## What you are asked to do
In your reply, write out the records exactly, each line intact.

[Records contained in a dataset]
==============================
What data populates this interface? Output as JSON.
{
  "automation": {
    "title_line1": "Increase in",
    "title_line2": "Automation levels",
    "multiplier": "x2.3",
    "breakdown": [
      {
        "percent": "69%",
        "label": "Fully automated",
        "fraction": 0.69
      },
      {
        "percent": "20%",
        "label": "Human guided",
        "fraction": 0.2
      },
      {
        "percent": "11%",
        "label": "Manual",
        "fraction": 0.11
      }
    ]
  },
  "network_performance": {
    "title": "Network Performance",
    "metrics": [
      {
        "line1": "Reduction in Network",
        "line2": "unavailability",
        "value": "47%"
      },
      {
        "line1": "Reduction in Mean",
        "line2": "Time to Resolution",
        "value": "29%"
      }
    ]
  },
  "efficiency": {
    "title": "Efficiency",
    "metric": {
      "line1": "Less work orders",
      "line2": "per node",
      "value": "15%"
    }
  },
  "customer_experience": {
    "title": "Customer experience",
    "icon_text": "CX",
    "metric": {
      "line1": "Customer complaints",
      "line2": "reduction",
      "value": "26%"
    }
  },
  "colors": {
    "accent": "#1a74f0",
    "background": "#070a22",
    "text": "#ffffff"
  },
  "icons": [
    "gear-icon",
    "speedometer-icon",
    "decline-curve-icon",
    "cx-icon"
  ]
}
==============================
## Exercise answer
What data populates this interface? Output as JSON.
{
  "automation": {
    "title_line1": "Increase in",
    "title_line2": "Automation levels",
    "multiplier": "x2.3",
    "breakdown": [
      {
        "percent": "69%",
        "label": "Fully automated",
        "fraction": 0.69
      },
      {
        "percent": "20%",
        "label": "Human guided",
        "fraction": 0.2
      },
      {
        "percent": "11%",
        "label": "Manual",
        "fraction": 0.11
      }
    ]
  },
  "network_performance": {
    "title": "Network Performance",
    "metrics": [
      {
        "line1": "Reduction in Network",
        "line2": "unavailability",
        "value": "47%"
      },
      {
        "line1": "Reduction in Mean",
        "line2": "Time to Resolution",
        "value": "29%"
      }
    ]
  },
  "efficiency": {
    "title": "Efficiency",
    "metric": {
      "line1": "Less work orders",
      "line2": "per node",
      "value": "15%"
    }
  },
  "customer_experience": {
    "title": "Customer experience",
    "icon_text": "CX",
    "metric": {
      "line1": "Customer complaints",
      "line2": "reduction",
      "value": "26%"
    }
  },
  "colors": {
    "accent": "#1a74f0",
    "background": "#070a22",
    "text": "#ffffff"
  },
  "icons": [
    "gear-icon",
    "speedometer-icon",
    "decline-curve-icon",
    "cx-icon"
  ]
}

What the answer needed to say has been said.